• _PROMPT_:
Using the listing below, report each line holding the string "JSON".

• _DATA FOR ANALYSIS_:

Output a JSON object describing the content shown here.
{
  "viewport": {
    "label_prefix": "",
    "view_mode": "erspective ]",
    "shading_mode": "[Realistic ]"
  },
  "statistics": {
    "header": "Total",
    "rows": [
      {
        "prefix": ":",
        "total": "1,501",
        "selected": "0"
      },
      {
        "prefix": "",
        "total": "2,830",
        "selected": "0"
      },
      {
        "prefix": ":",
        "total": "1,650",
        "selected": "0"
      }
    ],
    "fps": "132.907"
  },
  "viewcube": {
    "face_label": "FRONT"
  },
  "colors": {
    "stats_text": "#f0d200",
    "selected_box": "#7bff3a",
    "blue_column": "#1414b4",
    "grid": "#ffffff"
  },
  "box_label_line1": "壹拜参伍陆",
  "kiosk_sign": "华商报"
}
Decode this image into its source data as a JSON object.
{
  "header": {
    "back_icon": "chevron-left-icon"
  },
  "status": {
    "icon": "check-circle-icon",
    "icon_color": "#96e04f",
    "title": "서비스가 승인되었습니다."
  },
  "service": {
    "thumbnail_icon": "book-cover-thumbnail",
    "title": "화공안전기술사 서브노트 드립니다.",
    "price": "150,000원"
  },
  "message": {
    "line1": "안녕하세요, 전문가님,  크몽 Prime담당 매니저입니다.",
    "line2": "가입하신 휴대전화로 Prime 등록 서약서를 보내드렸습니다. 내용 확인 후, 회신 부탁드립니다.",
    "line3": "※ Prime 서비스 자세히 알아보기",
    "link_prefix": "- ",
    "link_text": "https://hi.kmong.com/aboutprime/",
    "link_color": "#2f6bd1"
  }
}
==
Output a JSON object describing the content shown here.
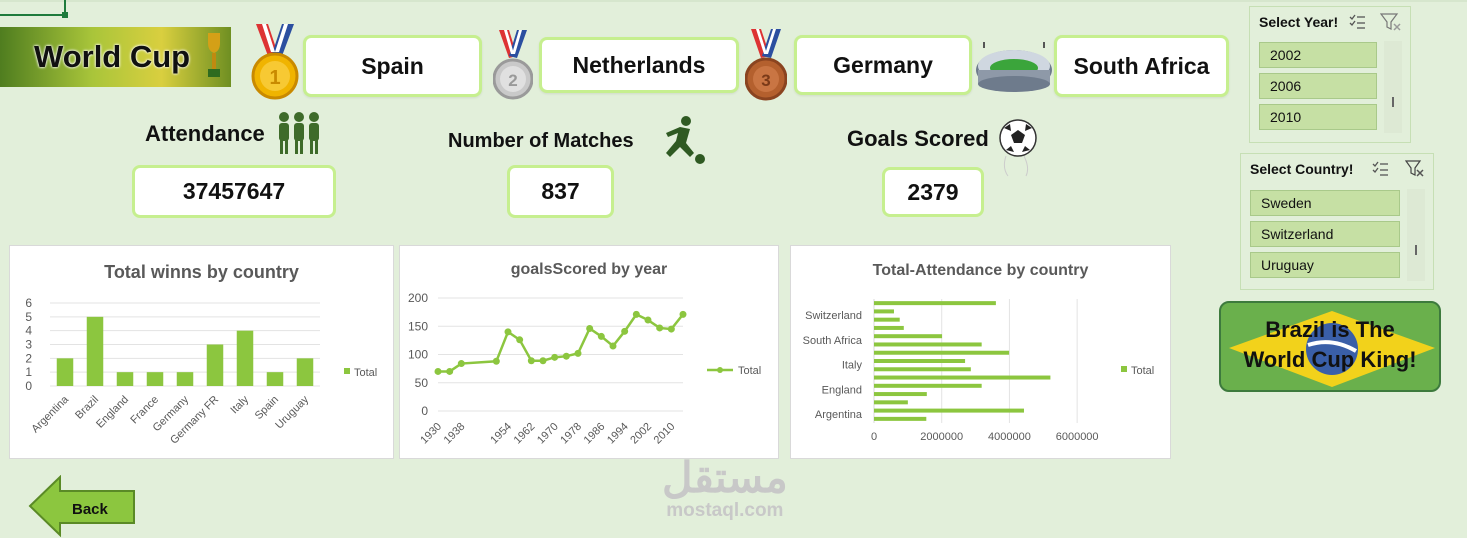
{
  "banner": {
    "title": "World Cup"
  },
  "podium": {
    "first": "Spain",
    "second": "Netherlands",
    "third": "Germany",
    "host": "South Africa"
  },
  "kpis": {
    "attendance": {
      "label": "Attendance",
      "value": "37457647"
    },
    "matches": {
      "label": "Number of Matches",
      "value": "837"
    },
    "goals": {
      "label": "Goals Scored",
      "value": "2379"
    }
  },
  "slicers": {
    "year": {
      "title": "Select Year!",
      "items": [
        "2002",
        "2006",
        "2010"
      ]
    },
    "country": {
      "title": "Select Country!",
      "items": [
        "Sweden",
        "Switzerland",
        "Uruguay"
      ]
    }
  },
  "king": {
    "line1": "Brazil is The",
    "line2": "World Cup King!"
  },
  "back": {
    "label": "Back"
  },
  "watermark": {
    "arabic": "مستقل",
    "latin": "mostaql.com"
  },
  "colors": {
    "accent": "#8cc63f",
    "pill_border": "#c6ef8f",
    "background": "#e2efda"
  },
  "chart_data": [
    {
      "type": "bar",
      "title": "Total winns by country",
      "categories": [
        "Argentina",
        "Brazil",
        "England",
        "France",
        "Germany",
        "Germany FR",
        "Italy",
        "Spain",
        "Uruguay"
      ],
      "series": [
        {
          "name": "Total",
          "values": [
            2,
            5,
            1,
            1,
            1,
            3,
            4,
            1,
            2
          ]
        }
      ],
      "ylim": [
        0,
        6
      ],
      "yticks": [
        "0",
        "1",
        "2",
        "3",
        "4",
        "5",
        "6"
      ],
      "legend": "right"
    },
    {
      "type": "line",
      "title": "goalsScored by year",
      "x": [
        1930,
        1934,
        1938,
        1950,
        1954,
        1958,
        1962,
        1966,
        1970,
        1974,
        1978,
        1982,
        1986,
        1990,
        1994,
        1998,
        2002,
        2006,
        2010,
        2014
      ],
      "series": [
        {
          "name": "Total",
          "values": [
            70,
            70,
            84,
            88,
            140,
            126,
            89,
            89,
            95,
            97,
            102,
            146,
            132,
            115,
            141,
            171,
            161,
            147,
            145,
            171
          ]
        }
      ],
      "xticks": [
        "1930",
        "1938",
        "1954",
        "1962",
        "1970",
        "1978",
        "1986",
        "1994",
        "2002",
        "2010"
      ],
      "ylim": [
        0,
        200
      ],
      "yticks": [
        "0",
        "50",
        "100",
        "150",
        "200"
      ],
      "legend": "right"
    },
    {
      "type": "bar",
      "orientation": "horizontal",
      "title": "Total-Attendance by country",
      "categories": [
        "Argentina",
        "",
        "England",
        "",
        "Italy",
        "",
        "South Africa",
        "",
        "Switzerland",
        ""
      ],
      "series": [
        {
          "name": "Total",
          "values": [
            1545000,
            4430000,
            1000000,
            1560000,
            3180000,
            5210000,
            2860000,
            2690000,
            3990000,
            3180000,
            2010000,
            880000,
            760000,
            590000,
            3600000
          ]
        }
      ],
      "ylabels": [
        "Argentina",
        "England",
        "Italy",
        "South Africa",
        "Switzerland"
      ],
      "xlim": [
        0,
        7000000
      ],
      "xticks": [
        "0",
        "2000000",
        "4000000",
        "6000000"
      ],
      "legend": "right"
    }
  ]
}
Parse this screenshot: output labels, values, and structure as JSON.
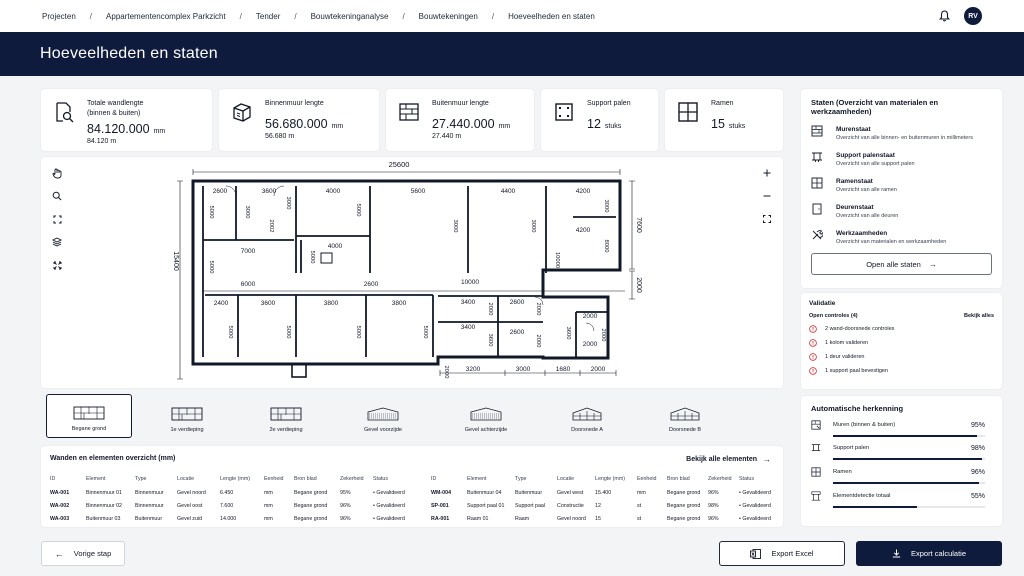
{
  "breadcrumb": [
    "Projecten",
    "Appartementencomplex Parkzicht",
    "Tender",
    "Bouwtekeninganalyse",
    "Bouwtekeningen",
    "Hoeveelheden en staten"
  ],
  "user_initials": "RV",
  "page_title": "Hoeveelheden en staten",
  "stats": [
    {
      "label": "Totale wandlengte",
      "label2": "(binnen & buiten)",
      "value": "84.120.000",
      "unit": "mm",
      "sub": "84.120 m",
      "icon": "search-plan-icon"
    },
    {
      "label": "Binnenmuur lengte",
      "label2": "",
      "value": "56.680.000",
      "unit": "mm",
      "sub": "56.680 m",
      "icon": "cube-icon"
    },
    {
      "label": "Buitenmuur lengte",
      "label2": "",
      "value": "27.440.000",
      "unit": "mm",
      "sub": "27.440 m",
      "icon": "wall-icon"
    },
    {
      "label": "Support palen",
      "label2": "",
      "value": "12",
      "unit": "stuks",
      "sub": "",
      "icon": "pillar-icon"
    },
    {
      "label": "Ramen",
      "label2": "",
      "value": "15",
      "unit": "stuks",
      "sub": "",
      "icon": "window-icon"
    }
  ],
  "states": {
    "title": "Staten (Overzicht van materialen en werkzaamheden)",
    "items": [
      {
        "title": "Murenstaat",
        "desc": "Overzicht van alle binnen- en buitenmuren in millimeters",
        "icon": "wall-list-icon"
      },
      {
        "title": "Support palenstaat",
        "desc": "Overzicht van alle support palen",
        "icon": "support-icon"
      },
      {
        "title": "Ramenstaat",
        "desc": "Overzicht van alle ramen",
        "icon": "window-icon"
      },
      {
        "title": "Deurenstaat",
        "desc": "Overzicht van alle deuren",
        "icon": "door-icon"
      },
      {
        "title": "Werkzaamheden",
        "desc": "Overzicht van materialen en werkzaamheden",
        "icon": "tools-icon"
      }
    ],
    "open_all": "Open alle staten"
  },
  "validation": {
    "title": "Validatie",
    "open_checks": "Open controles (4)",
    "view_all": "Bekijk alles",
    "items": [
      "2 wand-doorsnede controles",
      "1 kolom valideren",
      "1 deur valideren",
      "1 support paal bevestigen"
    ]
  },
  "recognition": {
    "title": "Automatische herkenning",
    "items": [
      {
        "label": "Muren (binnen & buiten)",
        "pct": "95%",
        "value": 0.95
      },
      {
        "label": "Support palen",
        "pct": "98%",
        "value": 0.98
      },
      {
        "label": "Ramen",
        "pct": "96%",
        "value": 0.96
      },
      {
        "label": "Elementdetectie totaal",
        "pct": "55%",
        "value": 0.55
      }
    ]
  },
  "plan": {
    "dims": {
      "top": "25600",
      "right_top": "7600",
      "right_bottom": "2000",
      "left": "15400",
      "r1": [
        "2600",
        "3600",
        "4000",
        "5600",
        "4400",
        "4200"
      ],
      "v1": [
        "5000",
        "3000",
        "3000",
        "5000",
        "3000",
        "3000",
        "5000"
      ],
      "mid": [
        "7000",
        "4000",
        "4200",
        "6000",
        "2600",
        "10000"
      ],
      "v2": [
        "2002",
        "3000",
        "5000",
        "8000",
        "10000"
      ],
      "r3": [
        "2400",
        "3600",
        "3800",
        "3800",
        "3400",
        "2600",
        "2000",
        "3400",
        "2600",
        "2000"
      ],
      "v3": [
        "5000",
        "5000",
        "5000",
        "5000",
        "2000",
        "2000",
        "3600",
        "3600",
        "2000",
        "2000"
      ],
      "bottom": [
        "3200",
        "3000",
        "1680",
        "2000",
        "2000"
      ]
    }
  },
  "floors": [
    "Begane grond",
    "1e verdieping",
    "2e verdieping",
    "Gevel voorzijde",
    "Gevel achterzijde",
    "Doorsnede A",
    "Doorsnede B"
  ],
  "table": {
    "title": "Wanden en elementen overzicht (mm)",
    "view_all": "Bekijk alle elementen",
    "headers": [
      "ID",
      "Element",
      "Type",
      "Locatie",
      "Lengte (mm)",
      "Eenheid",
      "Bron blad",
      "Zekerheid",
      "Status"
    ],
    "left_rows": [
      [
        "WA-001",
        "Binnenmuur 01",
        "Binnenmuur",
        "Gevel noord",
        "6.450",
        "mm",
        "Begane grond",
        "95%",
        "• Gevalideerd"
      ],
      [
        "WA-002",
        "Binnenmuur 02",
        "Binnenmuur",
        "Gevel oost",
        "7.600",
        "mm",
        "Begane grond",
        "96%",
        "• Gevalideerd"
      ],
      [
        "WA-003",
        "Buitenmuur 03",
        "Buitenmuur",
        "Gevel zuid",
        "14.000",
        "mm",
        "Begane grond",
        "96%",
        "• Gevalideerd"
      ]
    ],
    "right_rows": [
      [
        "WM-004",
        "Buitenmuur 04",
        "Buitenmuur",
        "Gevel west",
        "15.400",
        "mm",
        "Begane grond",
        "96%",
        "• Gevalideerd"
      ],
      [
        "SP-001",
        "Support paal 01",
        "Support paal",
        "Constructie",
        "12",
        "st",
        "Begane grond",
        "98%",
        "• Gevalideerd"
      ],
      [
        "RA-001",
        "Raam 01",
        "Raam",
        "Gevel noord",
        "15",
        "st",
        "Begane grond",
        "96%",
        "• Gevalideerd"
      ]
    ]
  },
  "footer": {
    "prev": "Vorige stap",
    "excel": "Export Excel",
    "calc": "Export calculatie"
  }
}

• _EXERCISE RESPONSE_:
Output a JSON object describing the content shown here.
Decode this image into its source data as a JSON object.
Output a JSON object describing the content shown here.
Parse this screenshot: output labels, values, and structure as JSON.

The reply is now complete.